→ **Task to complete**:
The data beneath this task is to be duplicated exactly, in its entirety.

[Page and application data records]

──────

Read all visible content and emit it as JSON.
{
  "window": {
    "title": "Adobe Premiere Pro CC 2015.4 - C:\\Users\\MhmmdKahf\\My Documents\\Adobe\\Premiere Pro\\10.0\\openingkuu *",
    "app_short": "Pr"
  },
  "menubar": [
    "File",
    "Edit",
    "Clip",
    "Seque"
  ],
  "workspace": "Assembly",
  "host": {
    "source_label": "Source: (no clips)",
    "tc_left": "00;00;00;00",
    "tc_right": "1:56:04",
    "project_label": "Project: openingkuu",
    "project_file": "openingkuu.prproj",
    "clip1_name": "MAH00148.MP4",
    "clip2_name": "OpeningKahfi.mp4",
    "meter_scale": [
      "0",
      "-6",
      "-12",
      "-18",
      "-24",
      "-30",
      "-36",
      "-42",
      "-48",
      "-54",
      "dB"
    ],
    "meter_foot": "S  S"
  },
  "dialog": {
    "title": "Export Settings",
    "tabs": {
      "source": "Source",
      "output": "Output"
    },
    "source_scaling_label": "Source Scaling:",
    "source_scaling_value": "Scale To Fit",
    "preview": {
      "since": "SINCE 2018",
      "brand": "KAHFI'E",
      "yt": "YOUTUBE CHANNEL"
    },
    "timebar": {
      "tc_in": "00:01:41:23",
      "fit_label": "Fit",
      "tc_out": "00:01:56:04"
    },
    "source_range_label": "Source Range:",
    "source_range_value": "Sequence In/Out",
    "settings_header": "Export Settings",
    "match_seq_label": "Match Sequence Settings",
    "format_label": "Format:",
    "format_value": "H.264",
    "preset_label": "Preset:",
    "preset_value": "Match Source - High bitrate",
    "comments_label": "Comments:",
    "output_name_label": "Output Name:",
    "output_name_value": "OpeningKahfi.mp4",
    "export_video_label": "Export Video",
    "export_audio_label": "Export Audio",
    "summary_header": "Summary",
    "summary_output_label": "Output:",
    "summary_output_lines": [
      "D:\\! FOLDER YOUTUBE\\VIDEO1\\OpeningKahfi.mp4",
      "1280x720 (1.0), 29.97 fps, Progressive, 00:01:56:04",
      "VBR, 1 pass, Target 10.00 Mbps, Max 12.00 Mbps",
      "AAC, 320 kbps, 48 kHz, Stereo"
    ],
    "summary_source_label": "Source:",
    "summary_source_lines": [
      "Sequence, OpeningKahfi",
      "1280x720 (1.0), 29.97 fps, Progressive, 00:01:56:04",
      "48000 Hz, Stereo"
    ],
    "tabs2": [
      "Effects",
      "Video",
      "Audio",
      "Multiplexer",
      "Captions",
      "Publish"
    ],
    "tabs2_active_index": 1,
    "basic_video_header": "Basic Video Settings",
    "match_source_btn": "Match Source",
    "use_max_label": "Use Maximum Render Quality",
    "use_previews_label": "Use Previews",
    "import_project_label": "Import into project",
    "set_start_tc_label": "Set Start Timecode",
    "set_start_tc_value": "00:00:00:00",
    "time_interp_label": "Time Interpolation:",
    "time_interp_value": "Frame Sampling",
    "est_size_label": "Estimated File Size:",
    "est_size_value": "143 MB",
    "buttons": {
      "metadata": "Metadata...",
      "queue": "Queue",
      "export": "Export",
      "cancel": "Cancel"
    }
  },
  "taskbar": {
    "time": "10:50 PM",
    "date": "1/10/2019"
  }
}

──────

→ **Exercise solution**:
Read all visible content and emit it as JSON.
{
  "window": {
    "title": "Adobe Premiere Pro CC 2015.4 - C:\\Users\\MhmmdKahf\\My Documents\\Adobe\\Premiere Pro\\10.0\\openingkuu *",
    "app_short": "Pr"
  },
  "menubar": [
    "File",
    "Edit",
    "Clip",
    "Seque"
  ],
  "workspace": "Assembly",
  "host": {
    "source_label": "Source: (no clips)",
    "tc_left": "00;00;00;00",
    "tc_right": "1:56:04",
    "project_label": "Project: openingkuu",
    "project_file": "openingkuu.prproj",
    "clip1_name": "MAH00148.MP4",
    "clip2_name": "OpeningKahfi.mp4",
    "meter_scale": [
      "0",
      "-6",
      "-12",
      "-18",
      "-24",
      "-30",
      "-36",
      "-42",
      "-48",
      "-54",
      "dB"
    ],
    "meter_foot": "S  S"
  },
  "dialog": {
    "title": "Export Settings",
    "tabs": {
      "source": "Source",
      "output": "Output"
    },
    "source_scaling_label": "Source Scaling:",
    "source_scaling_value": "Scale To Fit",
    "preview": {
      "since": "SINCE 2018",
      "brand": "KAHFI'E",
      "yt": "YOUTUBE CHANNEL"
    },
    "timebar": {
      "tc_in": "00:01:41:23",
      "fit_label": "Fit",
      "tc_out": "00:01:56:04"
    },
    "source_range_label": "Source Range:",
    "source_range_value": "Sequence In/Out",
    "settings_header": "Export Settings",
    "match_seq_label": "Match Sequence Settings",
    "format_label": "Format:",
    "format_value": "H.264",
    "preset_label": "Preset:",
    "preset_value": "Match Source - High bitrate",
    "comments_label": "Comments:",
    "output_name_label": "Output Name:",
    "output_name_value": "OpeningKahfi.mp4",
    "export_video_label": "Export Video",
    "export_audio_label": "Export Audio",
    "summary_header": "Summary",
    "summary_output_label": "Output:",
    "summary_output_lines": [
      "D:\\! FOLDER YOUTUBE\\VIDEO1\\OpeningKahfi.mp4",
      "1280x720 (1.0), 29.97 fps, Progressive, 00:01:56:04",
      "VBR, 1 pass, Target 10.00 Mbps, Max 12.00 Mbps",
      "AAC, 320 kbps, 48 kHz, Stereo"
    ],
    "summary_source_label": "Source:",
    "summary_source_lines": [
      "Sequence, OpeningKahfi",
      "1280x720 (1.0), 29.97 fps, Progressive, 00:01:56:04",
      "48000 Hz, Stereo"
    ],
    "tabs2": [
      "Effects",
      "Video",
      "Audio",
      "Multiplexer",
      "Captions",
      "Publish"
    ],
    "tabs2_active_index": 1,
    "basic_video_header": "Basic Video Settings",
    "match_source_btn": "Match Source",
    "use_max_label": "Use Maximum Render Quality",
    "use_previews_label": "Use Previews",
    "import_project_label": "Import into project",
    "set_start_tc_label": "Set Start Timecode",
    "set_start_tc_value": "00:00:00:00",
    "time_interp_label": "Time Interpolation:",
    "time_interp_value": "Frame Sampling",
    "est_size_label": "Estimated File Size:",
    "est_size_value": "143 MB",
    "buttons": {
      "metadata": "Metadata...",
      "queue": "Queue",
      "export": "Export",
      "cancel": "Cancel"
    }
  },
  "taskbar": {
    "time": "10:50 PM",
    "date": "1/10/2019"
  }
}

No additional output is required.